The stage is set for delicate debates, not least being the myriad conflicting factors over Eskom: fossil fuels versus climate change versus jobs for coal miners versus poor governance versus national energy supplies vs financial viability.
These are issues that government is battling to resolve. Maybe, just maybe, the clout of pension funds can help.
Internationally, according to the Global Sustainable Investment Alliance, assets invested sustainably have passed the $30tn mark based on a classification that encompasses funds (including pension funds) using ESG criteria. Today there’s a plethora of ESG indices.
It’s well worthwhile for trustees to invest the time – no money is required – for taking the e-learning course offered by the toolkit on the FSCA website. Whether as an introduction or refresher, be tempted to explore www.trusteetoolkit.co.za.
It’s made delightful by the case-study games that complement the basics you thought you knew, from board governance to stakeholder relationships.
In fact, the toolkit shouldn’t be for trustees only. Members of pension funds, and consumers of financial products at large, will equally derive knowledge and pleasure from it.
Tax at Alex
Still there’s residue, after all these years, over the profits taken by Alexander Forbes from its controversial “bulking” operations. It was back in 2006 that Forbes had “bulked” the bank accounts of numerous pension funds in order to earn interest for itself from the banks.
These were considered “secret” profits that should rightfully have belonged to the affected funds. But then Forbes reflected them as its own profits and paid tax on them. However, once Forbes subsequently passed the “bulked” profits onto the funds, what’s to happen with the tax?
Because the profit belonged to the funds, Forbes shouldn’t have paid tax on it. And once the profit had been passed to the funds, it should have been only for the pre-tax amounts as the funds aren’t liable for tax.
The “bulking profits” were not in themselves assets of the funds. Rather, they’d accrued from an agreement reached between Forbes and the banks. As the base of the profit was pension funds, these profits should be distributed – where they haven’t already — to funds that are still active.
Within this shambles there’s another poser. It’s the destination of profits belonging to funds that are no longer active but, in future, will have assets in the form of these profits.
In his SONA address, President Cyril Ramaphosa spoke of the new post-apartheid cities that he envisioned. He was accused by critics of fantasising.
The critics might be wrong. They should look back to the well-advanced plans announced by Paul Mashatile, as the then chair of the Gauteng ANC and in charge of the province’s human settlements, to launch a R1,8 trillion public-private partnership for precisely this purpose (TT Sept-Nov ’17).
Now that Mashatile is in the ANC’s top six, as its treasurer-general, he’s strategically positioned to give these extensive plans the oomph they need.
“One of SA’s biggest unions was used as a conduit to launder about R65m in pensions allegedly plundered from impoverished orphans of deceased mineworkers,” reported City Press in June.
The fund is identified as the SA Transport & Allied Workers Union.

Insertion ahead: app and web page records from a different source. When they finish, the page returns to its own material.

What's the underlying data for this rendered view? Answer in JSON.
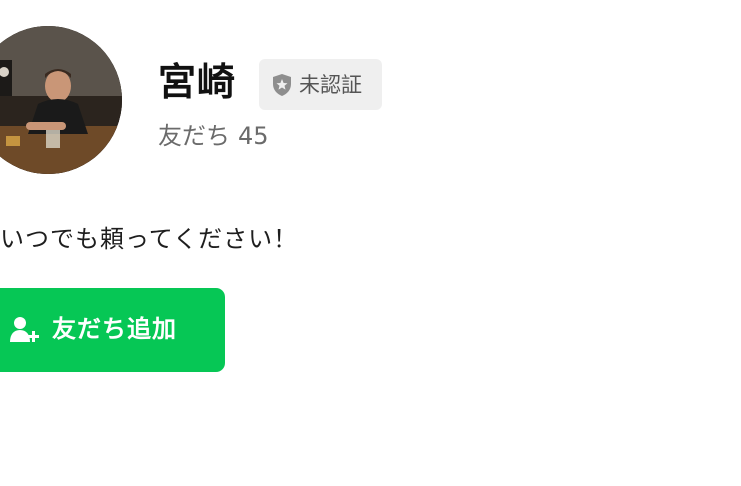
{
  "profile": {
    "name": "宮崎",
    "badge_label": "未認証",
    "friends_label": "友だち",
    "friends_count": "45",
    "status_message": "いつでも頼ってください！"
  },
  "actions": {
    "add_friend_label": "友だち追加"
  },
  "colors": {
    "accent_green": "#06c755",
    "badge_bg": "#efefef",
    "muted_text": "#6b6b6b"
  },
  "icons": {
    "badge": "shield-icon",
    "add_friend": "add-person-icon"
  }
}
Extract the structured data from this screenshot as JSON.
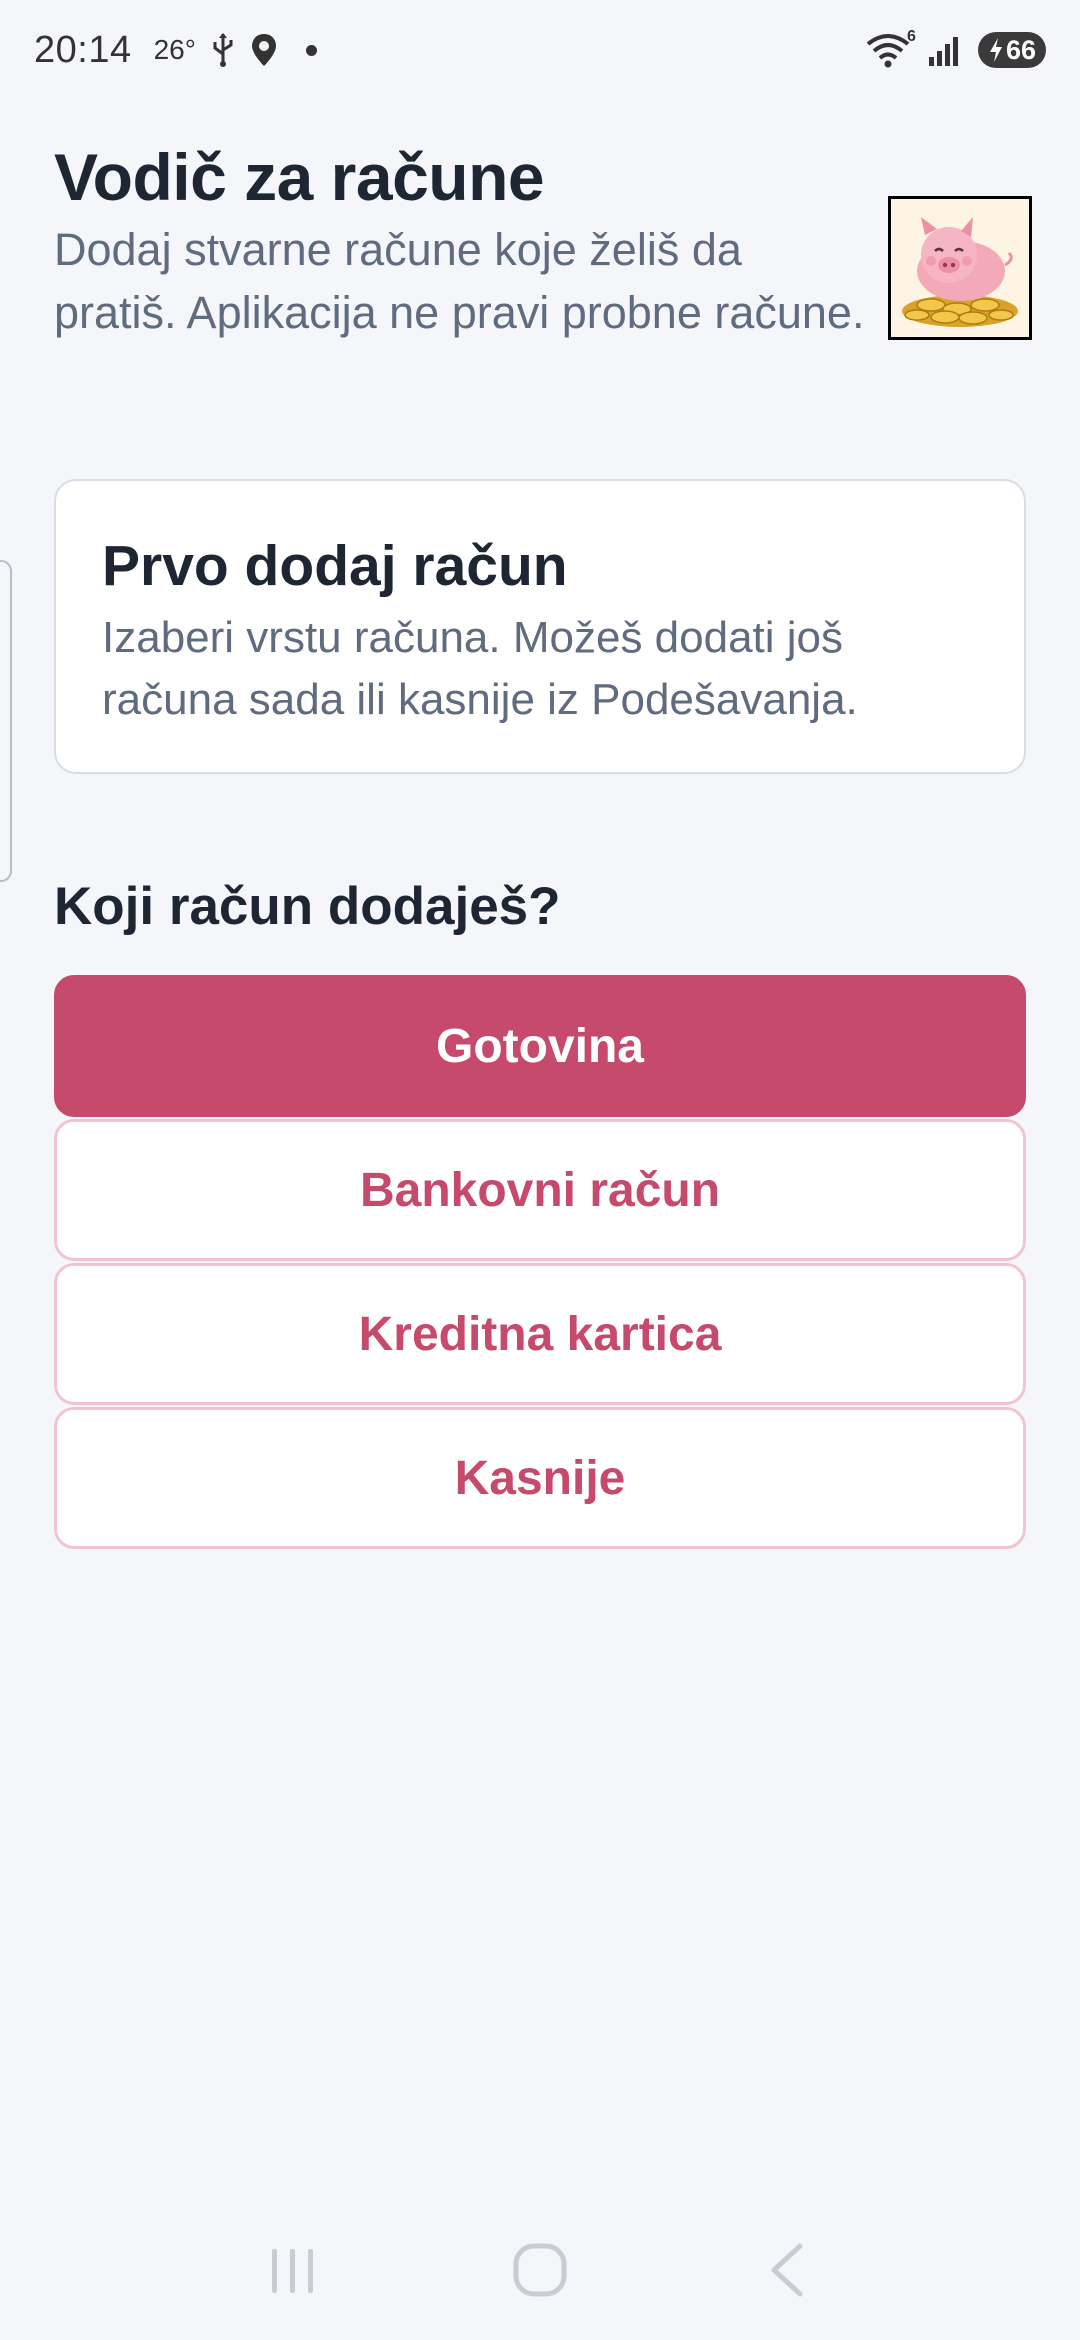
{
  "status_bar": {
    "time": "20:14",
    "temperature": "26°",
    "wifi_label": "6",
    "battery_level": "66"
  },
  "header": {
    "title": "Vodič za račune",
    "subtitle": "Dodaj stvarne račune koje želiš da pratiš. Aplikacija ne pravi probne račune."
  },
  "info_card": {
    "title": "Prvo dodaj račun",
    "text": "Izaberi vrstu računa. Možeš dodati još računa sada ili kasnije iz Podešavanja."
  },
  "question": "Koji račun dodaješ?",
  "options": [
    {
      "label": "Gotovina",
      "selected": true
    },
    {
      "label": "Bankovni račun",
      "selected": false
    },
    {
      "label": "Kreditna kartica",
      "selected": false
    },
    {
      "label": "Kasnije",
      "selected": false
    }
  ],
  "colors": {
    "accent": "#c54a6b",
    "accent_border": "#f2c4cf",
    "background": "#f5f6fa",
    "title_text": "#1e2633",
    "muted_text": "#5f6b7e"
  },
  "icons": {
    "status": [
      "usb-icon",
      "location-icon",
      "wifi-icon",
      "signal-icon",
      "battery-charging-icon"
    ],
    "logo": "piggy-bank-coins-logo",
    "nav": [
      "recent-apps-icon",
      "home-icon",
      "back-icon"
    ]
  }
}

The matter dates back to unfolding scandal at Mvunonala which involved, amongst others, the Bophelo Beneficiary Fund (TT May-July ’18).
And still nobody’s been arrested.